Mechanically the Meike is superbly made and the controls operate smoothly with the damping/stiffness they should have, so they don’t rotate unintentionally. The aperture setting is non click-stop, but this isn’t the problem it is on the Neewer 32mm f1.6 because the ring stays where you put it, and because the markings are quite accurate on the Meike, which they aren’t on the Neewer. The key is that the iris has a linear mechanical action when it is more customary to arrange a logarithmic action to suit our use of (logarithmic) f stops. Someone forgot that when they designed it, I suspect! When correctly marked, this pushes apart the low f numbers and compresses the high ones, which is becoming quite common on Chinese lenses; it seems slightly annoying at first, but if you’re more interested in thin DOF images (which you can get with this lens) than in putting it at f8 and being there, it can be quite useful.

I was a bit indecisive about getting the Meike after reading so many reviews criticising the soft corners, heavy vignetting and clickless aperture, but actually trying it makes me wonder if they’re talking about the same lens! Actually, I suspect they may not be; there seem to be at least two different versions of this lens about as web images show. I measure the weight to be 220grams with caps, not the 170 quoted in most reviews. For what it’s worth, my copy looks like this one with silver rings at each end and a 9-blade iris, not 8 as in some of the reviews, and a metal push-on cap not plastic.
I’m not convinced that all the Meike, Neewer and Kaxinda E-mount and M4/3 mount versions on sale all have only cosmetic differences. I don’t know whether some are updated versions or the others are inferior clones.
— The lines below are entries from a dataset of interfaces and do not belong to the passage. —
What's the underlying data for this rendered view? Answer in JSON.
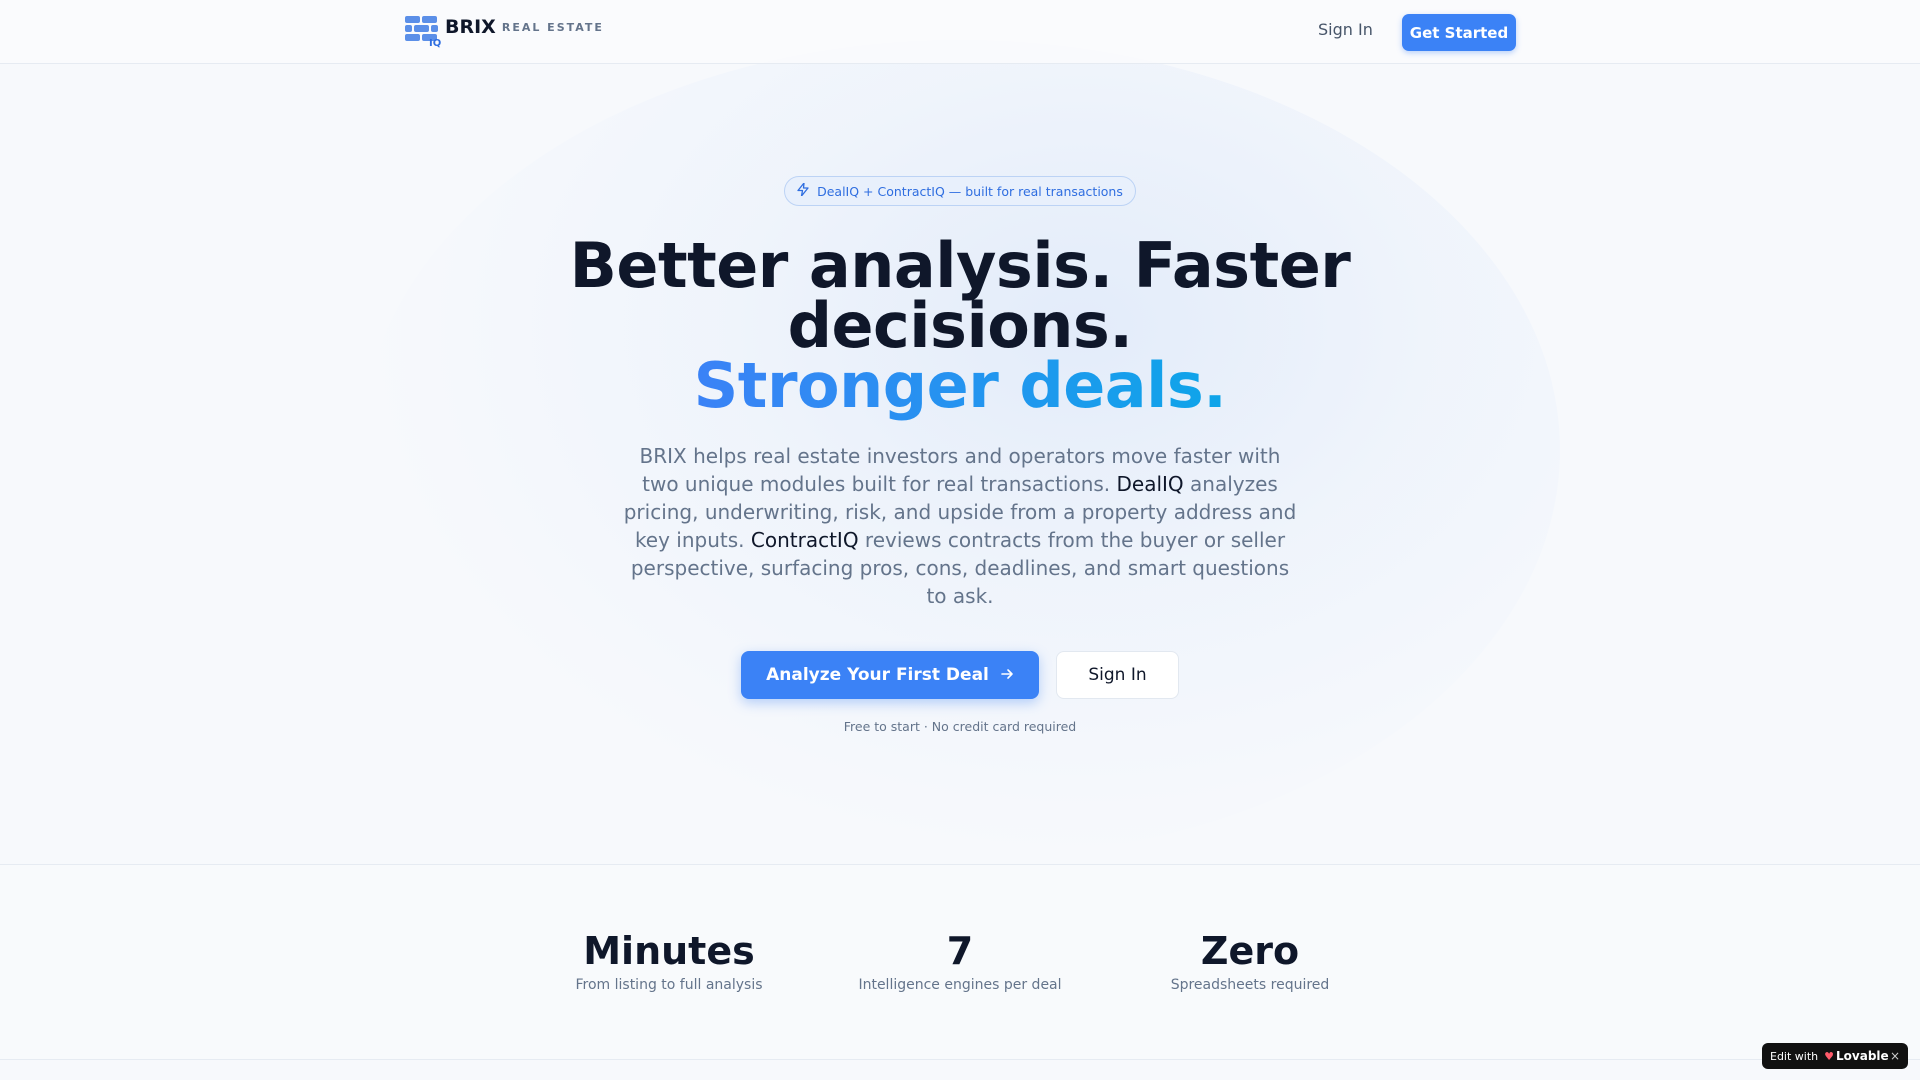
{
  "colors": {
    "accent": "#3b82f6",
    "accent_end": "#0ea5e9",
    "text": "#0f172a",
    "muted": "#64748b"
  },
  "header": {
    "brand": "BRIX",
    "brand_sub": "REAL ESTATE",
    "logo_mark_text": "IQ",
    "sign_in": "Sign In",
    "get_started": "Get Started"
  },
  "hero": {
    "badge": "DealIQ + ContractIQ — built for real transactions",
    "badge_icon": "bolt-icon",
    "title_line1": "Better analysis. Faster",
    "title_line2": "decisions.",
    "title_accent": "Stronger deals.",
    "desc_part1": "BRIX helps real estate investors and operators move faster with two unique modules built for real transactions. ",
    "desc_hl1": "DealIQ",
    "desc_part2": " analyzes pricing, underwriting, risk, and upside from a property address and key inputs. ",
    "desc_hl2": "ContractIQ",
    "desc_part3": " reviews contracts from the buyer or seller perspective, surfacing pros, cons, deadlines, and smart questions to ask.",
    "cta_primary": "Analyze Your First Deal",
    "cta_primary_icon": "arrow-right-icon",
    "cta_secondary": "Sign In",
    "fineprint": "Free to start · No credit card required"
  },
  "stats": [
    {
      "value": "Minutes",
      "label": "From listing to full analysis"
    },
    {
      "value": "7",
      "label": "Intelligence engines per deal"
    },
    {
      "value": "Zero",
      "label": "Spreadsheets required"
    }
  ],
  "lovable": {
    "prefix": "Edit with",
    "brand": "Lovable",
    "close": "×"
  }
}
It’s difficult to know who is designing and manufacturing lenses in China, but it’s pretty clear that the Neewer 32mm f1.6 that I tested is nowhere near as well designed or manufactured as the Meike 35 I have (it’s neither as heavy nor as solidly made), and the optics are nowhere near as good either. Different factories, or different designers? Who knows?
I’m not sure what the exact optical formula is, but I suspect it’s based on the classic Sonnar design. The lens is certainly not a retro-focus type like the A-mount 35mm lenses, and if you peer through it in your hand you can see the entrance pupil is the same size looking in both directions. See and
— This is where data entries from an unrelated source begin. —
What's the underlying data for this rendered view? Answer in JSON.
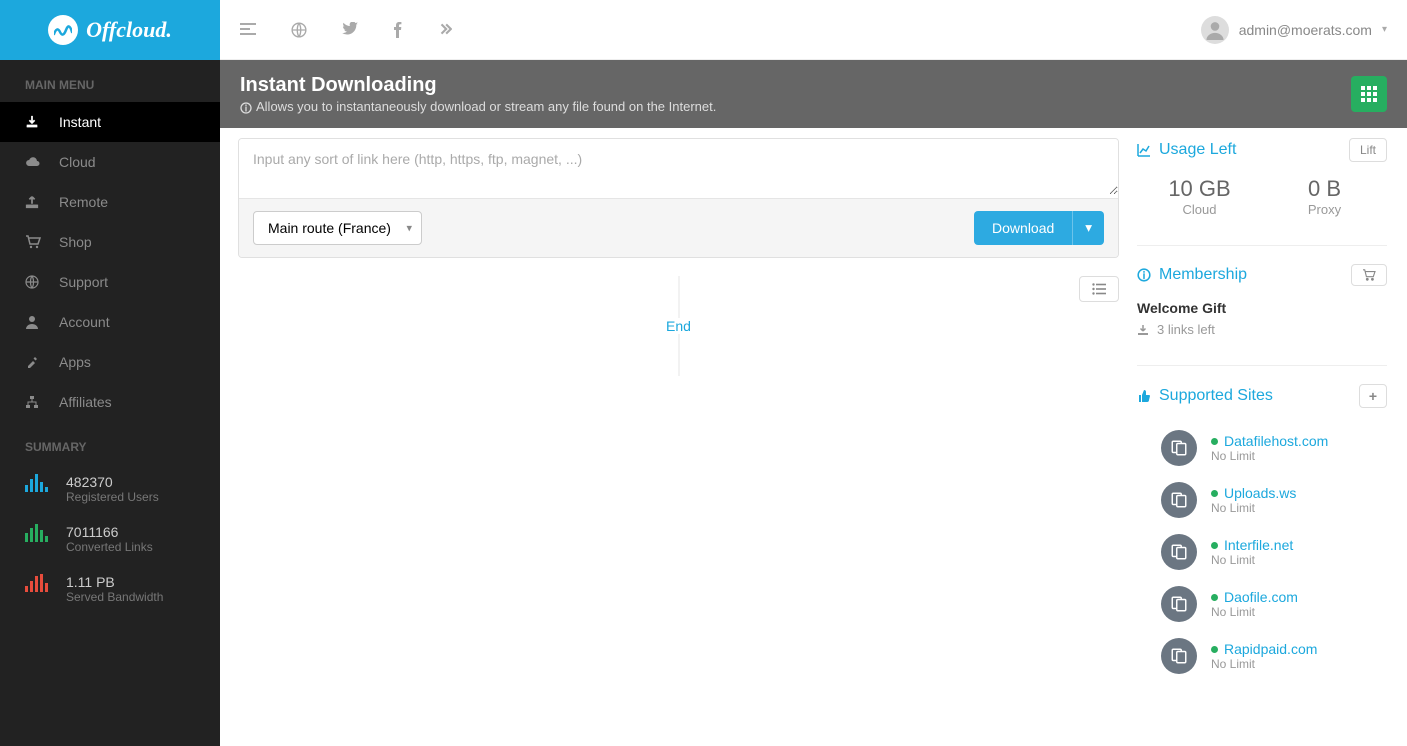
{
  "app": {
    "name": "Offcloud."
  },
  "topbar": {
    "user_email": "admin@moerats.com"
  },
  "sidebar": {
    "section_main": "MAIN MENU",
    "items": [
      {
        "label": "Instant",
        "icon": "download"
      },
      {
        "label": "Cloud",
        "icon": "cloud"
      },
      {
        "label": "Remote",
        "icon": "upload"
      },
      {
        "label": "Shop",
        "icon": "cart"
      },
      {
        "label": "Support",
        "icon": "globe"
      },
      {
        "label": "Account",
        "icon": "user"
      },
      {
        "label": "Apps",
        "icon": "tools"
      },
      {
        "label": "Affiliates",
        "icon": "sitemap"
      }
    ],
    "section_summary": "SUMMARY",
    "summary": [
      {
        "value": "482370",
        "label": "Registered Users",
        "color": "#1ca8dd"
      },
      {
        "value": "7011166",
        "label": "Converted Links",
        "color": "#27ae60"
      },
      {
        "value": "1.11 PB",
        "label": "Served Bandwidth",
        "color": "#e74c3c"
      }
    ]
  },
  "header": {
    "title": "Instant Downloading",
    "subtitle": "Allows you to instantaneously download or stream any file found on the Internet."
  },
  "download": {
    "placeholder": "Input any sort of link here (http, https, ftp, magnet, ...)",
    "route": "Main route (France)",
    "button": "Download"
  },
  "timeline": {
    "end": "End"
  },
  "usage": {
    "title": "Usage Left",
    "lift": "Lift",
    "cloud_value": "10 GB",
    "cloud_label": "Cloud",
    "proxy_value": "0 B",
    "proxy_label": "Proxy"
  },
  "membership": {
    "title": "Membership",
    "gift": "Welcome Gift",
    "links_left": "3 links left"
  },
  "supported": {
    "title": "Supported Sites",
    "limit": "No Limit",
    "sites": [
      {
        "name": "Datafilehost.com"
      },
      {
        "name": "Uploads.ws"
      },
      {
        "name": "Interfile.net"
      },
      {
        "name": "Daofile.com"
      },
      {
        "name": "Rapidpaid.com"
      }
    ]
  }
}
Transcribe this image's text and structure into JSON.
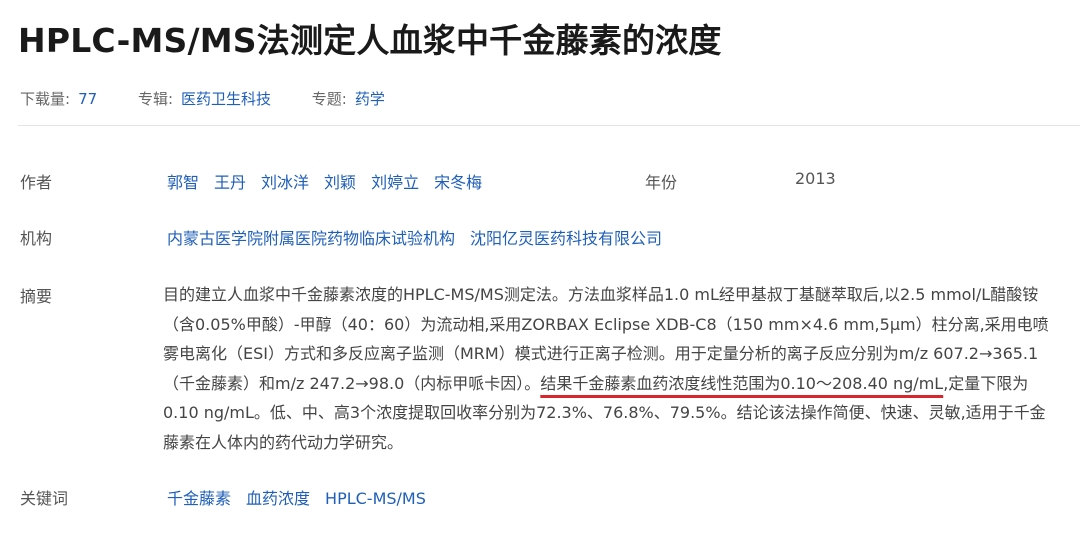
{
  "title": "HPLC-MS/MS法测定人血浆中千金藤素的浓度",
  "meta": {
    "downloads_label": "下载量:",
    "downloads_value": "77",
    "series_label": "专辑:",
    "series_value": "医药卫生科技",
    "topic_label": "专题:",
    "topic_value": "药学"
  },
  "authors": {
    "label": "作者",
    "items": [
      "郭智",
      "王丹",
      "刘冰洋",
      "刘颖",
      "刘婷立",
      "宋冬梅"
    ]
  },
  "year": {
    "label": "年份",
    "value": "2013"
  },
  "institutions": {
    "label": "机构",
    "items": [
      "内蒙古医学院附属医院药物临床试验机构",
      "沈阳亿灵医药科技有限公司"
    ]
  },
  "abstract": {
    "label": "摘要",
    "text_before": "目的建立人血浆中千金藤素浓度的HPLC-MS/MS测定法。方法血浆样品1.0 mL经甲基叔丁基醚萃取后,以2.5 mmol/L醋酸铵（含0.05%甲酸）-甲醇（40：60）为流动相,采用ZORBAX Eclipse XDB-C8（150 mm×4.6 mm,5μm）柱分离,采用电喷雾电离化（ESI）方式和多反应离子监测（MRM）模式进行正离子检测。用于定量分析的离子反应分别为m/z 607.2→365.1（千金藤素）和m/z 247.2→98.0（内标甲哌卡因）。",
    "text_highlight": "结果千金藤素血药浓度线性范围为0.10～208.40 ng/mL",
    "text_after": ",定量下限为0.10 ng/mL。低、中、高3个浓度提取回收率分别为72.3%、76.8%、79.5%。结论该法操作简便、快速、灵敏,适用于千金藤素在人体内的药代动力学研究。",
    "highlight_color": "#d9262c"
  },
  "keywords": {
    "label": "关键词",
    "items": [
      "千金藤素",
      "血药浓度",
      "HPLC-MS/MS"
    ]
  },
  "colors": {
    "link": "#1f5fb8",
    "title": "#1a1a1a",
    "label": "#555555"
  }
}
Overall I am very pleased with the Meike – it may well become my favourite E-mount lens. The lens is not perfect – frankly no 6-element lens is – and yes, the corners do show some softness and darkening near full aperture. But it’s not as bad as some other lenses of its size and type. CA and barrel distortion are small enough not to be noticeable unless you hunt for them, and I suspect some of the apparent softness sometimes seen in the corners is the result of field curvature.
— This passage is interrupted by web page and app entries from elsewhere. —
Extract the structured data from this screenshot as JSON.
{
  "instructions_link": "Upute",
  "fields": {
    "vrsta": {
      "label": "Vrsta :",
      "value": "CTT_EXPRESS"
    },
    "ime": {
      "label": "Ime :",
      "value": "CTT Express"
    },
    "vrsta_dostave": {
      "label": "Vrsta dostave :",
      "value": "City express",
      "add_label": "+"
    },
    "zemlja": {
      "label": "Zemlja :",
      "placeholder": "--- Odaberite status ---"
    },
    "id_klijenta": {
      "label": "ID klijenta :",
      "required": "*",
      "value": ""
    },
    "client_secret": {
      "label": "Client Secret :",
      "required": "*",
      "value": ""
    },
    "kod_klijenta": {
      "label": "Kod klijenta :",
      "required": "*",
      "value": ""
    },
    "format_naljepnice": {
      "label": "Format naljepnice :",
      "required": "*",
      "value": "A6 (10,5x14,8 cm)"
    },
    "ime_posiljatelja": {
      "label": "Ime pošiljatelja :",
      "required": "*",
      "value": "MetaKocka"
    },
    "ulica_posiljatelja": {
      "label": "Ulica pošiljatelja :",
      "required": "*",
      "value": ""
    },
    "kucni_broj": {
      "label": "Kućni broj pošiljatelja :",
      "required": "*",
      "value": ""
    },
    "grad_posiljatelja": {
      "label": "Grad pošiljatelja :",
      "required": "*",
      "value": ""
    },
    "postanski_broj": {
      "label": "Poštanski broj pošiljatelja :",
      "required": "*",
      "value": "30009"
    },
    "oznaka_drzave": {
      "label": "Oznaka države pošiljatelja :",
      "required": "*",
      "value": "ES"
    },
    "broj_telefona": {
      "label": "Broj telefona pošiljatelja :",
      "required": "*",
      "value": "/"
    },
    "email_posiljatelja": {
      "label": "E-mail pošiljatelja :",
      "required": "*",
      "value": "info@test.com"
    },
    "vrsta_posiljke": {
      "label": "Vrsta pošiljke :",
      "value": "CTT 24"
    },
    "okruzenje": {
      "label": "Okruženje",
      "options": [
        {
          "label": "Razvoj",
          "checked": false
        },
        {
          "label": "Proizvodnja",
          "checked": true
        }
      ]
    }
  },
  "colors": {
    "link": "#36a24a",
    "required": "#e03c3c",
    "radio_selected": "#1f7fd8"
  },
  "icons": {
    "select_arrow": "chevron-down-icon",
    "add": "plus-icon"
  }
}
If you focus on a flat building in front of you, the corners will be slightly out of focus. If you focus on a person standing just in front of the building, the corners could well be sharp. The lens doesn't seem to be badly off-centre (focus closer on one side than the other). This kind of thing is obvious if you use focus peaking rather than focus magnification, and means you can select which bits of the 3-D world you want to be sharpest.
Anyway, I find that the lens is perfectly usable between f1.7 and f2.8 and it spends much of its time there. It’s quite good on flower close-ups (though the magnification isn’t as good as the Sony A-mount equivalent), and the bokeh is nice and smooth too. The lens is multi-coated and images do seem to be quite clear at full aperture without any haziness. The filter thread is 49mm like many small lenses and the lens cap is the classic metal push-on type which I always liked, and which is much thinner than the pinch-type that always break.
So, if you can find the version I have with chrome rings, I can really recommend it. It fits inside a neoprene camera case like this:

rating summary

lens image
  • total reviews: 2
  • sharpness: 4.00
  • color: 5.00
  • build: 4.00
  • distortion: 4.50
  • flare control: 4.00
  • overall: 4.30 - Home of the alpha system photographer
In memory of Cameron Hill - brettania